August 2016
Volume 16, Issue 12
Open Access
Vision Sciences Society Annual Meeting Abstract  |   September 2016
Gain-increase saccadic adaptation is enhanced by the use of constant retinal error feedback
Author Affiliations
  • Rana Arham Raashid
    Neurosciences & Mental Health, The Hospital for Sick Children
  • Herbert Goltz
    Neurosciences & Mental Health, The Hospital for Sick Children
  • Alan Blakeman
    Neurosciences & Mental Health, The Hospital for Sick Children
  • Agnes Wong
    Neurosciences & Mental Health, The Hospital for Sick Children
Journal of Vision September 2016, Vol.16, 849. doi:10.1167/16.12.849
  • Views
  • Share
  • Tools
    • Alerts
      ×
      This feature is available to Subscribers Only
      Sign In or Create an Account ×
    • Get Citation

      Rana Arham Raashid, Herbert Goltz, Alan Blakeman, Agnes Wong; Gain-increase saccadic adaptation is enhanced by the use of constant retinal error feedback. Journal of Vision 2016;16(12):849. doi: 10.1167/16.12.849.

      Download citation file:


      © 2017 Association for Research in Vision and Ophthalmology.

      ×
  • Supplements
Abstract

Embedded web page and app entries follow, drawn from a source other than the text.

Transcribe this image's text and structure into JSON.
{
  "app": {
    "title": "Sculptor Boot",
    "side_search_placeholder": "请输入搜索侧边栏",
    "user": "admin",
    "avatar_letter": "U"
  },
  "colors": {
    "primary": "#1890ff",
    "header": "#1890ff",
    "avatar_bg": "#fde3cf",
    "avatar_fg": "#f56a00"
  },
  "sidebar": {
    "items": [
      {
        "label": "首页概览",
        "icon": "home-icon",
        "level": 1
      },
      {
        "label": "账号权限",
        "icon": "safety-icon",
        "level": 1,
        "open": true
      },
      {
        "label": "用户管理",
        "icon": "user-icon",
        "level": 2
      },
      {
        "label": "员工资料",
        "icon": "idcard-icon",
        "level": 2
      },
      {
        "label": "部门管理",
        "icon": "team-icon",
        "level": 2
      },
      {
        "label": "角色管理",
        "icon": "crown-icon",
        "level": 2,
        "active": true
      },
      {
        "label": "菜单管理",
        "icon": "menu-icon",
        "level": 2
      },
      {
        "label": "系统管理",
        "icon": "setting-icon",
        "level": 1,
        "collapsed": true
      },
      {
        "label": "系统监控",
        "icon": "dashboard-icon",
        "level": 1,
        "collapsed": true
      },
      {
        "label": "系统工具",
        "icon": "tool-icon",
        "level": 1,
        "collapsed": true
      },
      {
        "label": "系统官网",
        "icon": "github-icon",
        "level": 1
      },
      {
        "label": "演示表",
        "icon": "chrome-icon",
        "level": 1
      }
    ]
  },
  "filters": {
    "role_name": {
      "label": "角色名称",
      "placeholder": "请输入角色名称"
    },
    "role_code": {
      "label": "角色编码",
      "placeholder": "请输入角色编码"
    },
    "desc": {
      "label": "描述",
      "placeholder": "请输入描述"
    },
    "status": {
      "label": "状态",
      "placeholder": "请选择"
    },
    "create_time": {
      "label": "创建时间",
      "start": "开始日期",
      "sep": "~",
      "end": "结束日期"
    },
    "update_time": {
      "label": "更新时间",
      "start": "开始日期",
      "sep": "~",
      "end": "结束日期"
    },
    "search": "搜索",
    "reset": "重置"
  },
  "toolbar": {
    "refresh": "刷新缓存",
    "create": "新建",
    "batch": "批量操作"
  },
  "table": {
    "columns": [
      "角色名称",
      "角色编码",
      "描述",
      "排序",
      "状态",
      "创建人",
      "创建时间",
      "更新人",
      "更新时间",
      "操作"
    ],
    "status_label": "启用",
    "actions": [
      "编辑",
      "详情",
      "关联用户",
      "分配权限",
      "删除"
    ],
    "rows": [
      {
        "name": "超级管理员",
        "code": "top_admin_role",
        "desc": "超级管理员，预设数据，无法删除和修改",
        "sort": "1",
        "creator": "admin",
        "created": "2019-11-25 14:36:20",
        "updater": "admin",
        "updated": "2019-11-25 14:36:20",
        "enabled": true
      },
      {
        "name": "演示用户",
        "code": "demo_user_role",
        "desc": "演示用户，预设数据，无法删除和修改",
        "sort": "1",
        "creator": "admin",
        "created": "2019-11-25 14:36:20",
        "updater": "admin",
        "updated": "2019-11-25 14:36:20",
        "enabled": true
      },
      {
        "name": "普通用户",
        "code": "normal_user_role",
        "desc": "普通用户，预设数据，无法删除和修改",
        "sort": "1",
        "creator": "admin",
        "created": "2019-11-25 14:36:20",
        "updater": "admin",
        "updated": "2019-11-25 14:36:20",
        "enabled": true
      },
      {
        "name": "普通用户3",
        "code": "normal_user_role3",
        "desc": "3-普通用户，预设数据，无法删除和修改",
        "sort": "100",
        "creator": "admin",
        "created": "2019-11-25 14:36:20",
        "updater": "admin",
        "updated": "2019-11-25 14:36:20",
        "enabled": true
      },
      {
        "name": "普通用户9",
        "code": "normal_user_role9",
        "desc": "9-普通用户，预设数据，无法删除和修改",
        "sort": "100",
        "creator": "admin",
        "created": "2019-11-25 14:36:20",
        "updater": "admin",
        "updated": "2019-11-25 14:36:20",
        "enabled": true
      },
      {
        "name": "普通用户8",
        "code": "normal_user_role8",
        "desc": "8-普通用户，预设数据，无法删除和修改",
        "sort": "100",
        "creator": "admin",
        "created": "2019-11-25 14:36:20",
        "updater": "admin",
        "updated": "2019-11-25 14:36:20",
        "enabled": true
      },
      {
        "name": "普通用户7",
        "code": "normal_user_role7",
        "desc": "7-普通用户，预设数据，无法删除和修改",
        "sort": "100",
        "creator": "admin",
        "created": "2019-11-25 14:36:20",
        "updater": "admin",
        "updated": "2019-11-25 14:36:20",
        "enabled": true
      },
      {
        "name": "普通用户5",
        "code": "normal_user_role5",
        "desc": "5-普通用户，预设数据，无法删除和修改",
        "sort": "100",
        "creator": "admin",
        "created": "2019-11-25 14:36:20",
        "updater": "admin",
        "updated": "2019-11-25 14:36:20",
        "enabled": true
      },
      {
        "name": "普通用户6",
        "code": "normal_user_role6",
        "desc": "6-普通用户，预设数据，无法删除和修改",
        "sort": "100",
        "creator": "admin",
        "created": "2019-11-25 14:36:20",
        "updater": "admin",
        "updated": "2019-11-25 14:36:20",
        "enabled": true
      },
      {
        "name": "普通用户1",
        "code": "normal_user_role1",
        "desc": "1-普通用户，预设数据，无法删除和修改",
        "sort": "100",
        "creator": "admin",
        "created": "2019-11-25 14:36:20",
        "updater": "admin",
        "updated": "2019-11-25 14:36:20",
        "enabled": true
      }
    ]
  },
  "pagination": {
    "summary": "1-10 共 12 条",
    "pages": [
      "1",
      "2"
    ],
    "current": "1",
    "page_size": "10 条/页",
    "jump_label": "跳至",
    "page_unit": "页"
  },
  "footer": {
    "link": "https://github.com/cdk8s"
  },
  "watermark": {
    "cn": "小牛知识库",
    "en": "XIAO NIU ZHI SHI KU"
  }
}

Introduction: Saccadic accuracy is maintained by sensorimotor adaptive mechanisms that continually adjust movement gains when faced with consistent errors. It is known that generally the saccadic system is resistant to increasing its gain. This study investigates whether gain-increase saccadic adaptation can be improved by using a constant "retinal error" (RE) instead of the conventional "spatial error" (SE). Because adaptation is driven by the dynamic comparison of actual and predicted postsaccadic errors, we hypothesized that there would be an increased saccadic gain change in the RE compared to the SE condition. Methods: Eleven visually-normal observers performed two experimental sessions. Each session included three blocks: preadaptation, adaptation, and postadaptation during binocular viewing. In the control SE condition, the target appeared at ±10° followed by a 3° step in the same direction during the primary saccade. In the RE condition, the second step always appeared 3° away from the trial-by-trial real-time eye position after the primary saccade. Eye movements were tracked with the EyeLink II at 250 Hz. Percentage saccadic gain change and percentage gain retention from baseline were calculated. Results: All participants but one increased their saccadic gains substantially. Mean percentage gain change was higher in the RE (58±22%) compared to the SE (38±13%; p=0.01) condition. Adaptation retention was augmented in the RE condition for six out of ten participants, however the mean percentage retention was not statistically significant between conditions (RE=36±15%, SE=27±19%; p=0.26). Conclusions: This study provides a novel comparison of the constant retinal error and the conventional spatial error in driving gain-increase saccadic adaptation. The greater adaptation magnitude during the RE condition corroborates previous findings that a consistent disparity between the actual and predicted error plays a major role in driving saccadic adaptation. We intend to implement this enhanced technique in the future to study gain-increase saccadic adaptation in amblyopia.

Meeting abstract presented at VSS 2016

×
×

This PDF is available to Subscribers Only

Sign in or purchase a subscription to access this content. ×

You must be signed into an individual account to use this feature.

×